I apologise, too, for having begun calling you ‘my friend’, but after having told you such intimate and painful things, and recognising your capacity to listen and read with such care and solidarity, I feel that there is now a certain degree of complicity between us. Thank you so much for your presence. It gives me a lot of strength. You cannot imagine how alone one feels at times, engulfed by all this suffocating sadness. Thank you. You will always be welcome here.
Returning to the funeral. A decision was made to go ahead with a political burial, occupying a symbolic site in the city. Imagine, my friend, how the next day more than a hundred people, most of them men, meet in the vicinity of the National Parliament, on a hill that until yesterday served as a popular picnic place, but is now transformed into a site of resistance against the culture of death and impunity in Afghanistan. Imagine how these people, all of them heavily armed with shovels and pickaxes, charged with feelings of immense fury and infinite agony, begin to dig out with their own hands - with their own hands - a humble mass grave, big enough to receive in tears (for graves also cry) what remains of the bodies of Fatima, Abdullah and Tamana, but not big enough to ever be able to welcome with sufficient tenderness all of these massacred dreams and yearnings, all of these annihilated talents and brilliances, these exterminated smiles and joys. Graves should not be made to give shelter to the murdered laughter of an incinerated child.
The funeral ends with a prayer drowned in a tsunami of laments. There is no air left to breathe. Let us listen and feel …
Next, the people return home. Imagine, my friend, how the women must feel, who, while the others were digging, were preparing their homes for the fatiha, the mourning ceremony, continuously reciting one of the Surahs of the holy Koran in order for their children to rest in peace. Imagine the sense of fatigue the human excavators and human Surahs must feel. Their tired bodies, empty eyes and crushed hearts. Their absolute helplessness. We are all on the verge of insanity. Nobody speaks. Grief without cure. Death by existential exhaustion. There are elegies that can only be expressed through silences and looks. Let us listen and feel
We serve ourselves some tea. And, as incredible as it sounds, gradually people’s spirits come back to life. Their mouths resurrect and begin to whisper new desires. The return of poetry. A modest poetry, a poetry of courage, a poetry composed of generations of Afghans who were forced to live a life without future and who nonetheless never stopped dreaming and struggling for a future with life. Let us listen and feel …
The protests for a more just and beautiful Afghanistan continue day after day, everywhere, all the time, carried out by thousands of people, in a myriad of ways. Nobody is giving up just yet. Imagine, my friend, joining our struggle to stop the war and build peace, with justice and dignity. What do you say? Are you coming?
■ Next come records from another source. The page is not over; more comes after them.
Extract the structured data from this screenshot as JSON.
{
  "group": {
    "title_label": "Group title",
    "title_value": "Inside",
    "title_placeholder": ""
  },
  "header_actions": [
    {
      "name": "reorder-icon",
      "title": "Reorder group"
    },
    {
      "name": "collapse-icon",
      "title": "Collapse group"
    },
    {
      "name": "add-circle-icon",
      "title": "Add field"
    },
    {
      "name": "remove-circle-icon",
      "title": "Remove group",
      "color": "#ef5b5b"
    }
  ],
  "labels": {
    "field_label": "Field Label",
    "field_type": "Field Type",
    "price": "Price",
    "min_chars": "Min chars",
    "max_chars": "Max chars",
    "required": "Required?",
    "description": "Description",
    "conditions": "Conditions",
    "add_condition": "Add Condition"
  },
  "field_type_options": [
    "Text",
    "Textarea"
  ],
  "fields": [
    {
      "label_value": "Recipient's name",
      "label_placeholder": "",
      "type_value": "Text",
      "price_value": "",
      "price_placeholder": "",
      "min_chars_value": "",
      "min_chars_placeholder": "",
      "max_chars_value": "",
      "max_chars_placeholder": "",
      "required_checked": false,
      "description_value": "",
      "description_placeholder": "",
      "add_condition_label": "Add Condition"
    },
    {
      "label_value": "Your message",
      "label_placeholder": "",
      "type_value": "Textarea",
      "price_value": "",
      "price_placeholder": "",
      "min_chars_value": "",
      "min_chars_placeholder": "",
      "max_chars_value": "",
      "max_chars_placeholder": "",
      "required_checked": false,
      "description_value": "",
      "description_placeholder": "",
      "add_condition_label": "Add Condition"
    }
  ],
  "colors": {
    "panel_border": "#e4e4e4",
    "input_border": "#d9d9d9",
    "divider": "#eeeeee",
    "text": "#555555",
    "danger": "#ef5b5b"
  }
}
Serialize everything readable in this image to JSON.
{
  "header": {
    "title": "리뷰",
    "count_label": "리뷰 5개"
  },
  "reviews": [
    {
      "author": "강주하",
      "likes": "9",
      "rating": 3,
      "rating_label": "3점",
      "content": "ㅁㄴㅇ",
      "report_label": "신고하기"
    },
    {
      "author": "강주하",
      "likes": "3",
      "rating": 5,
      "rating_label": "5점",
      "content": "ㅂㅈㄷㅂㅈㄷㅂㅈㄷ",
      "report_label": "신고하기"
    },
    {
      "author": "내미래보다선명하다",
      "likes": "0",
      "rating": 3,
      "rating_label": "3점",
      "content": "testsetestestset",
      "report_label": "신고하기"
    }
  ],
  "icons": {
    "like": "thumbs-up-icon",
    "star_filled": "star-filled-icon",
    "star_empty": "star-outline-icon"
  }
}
The author expresses his gratitude to Patrick Anderson and Tracy L. Hunter for their editorial support. The text is dedicated to the staff of AHRDO, who risk their lives every single day so that all people in Afghanistan can live a life in dignity
This article first appeared on the Lawrence and Wishart Website. Reproduced with the author's permission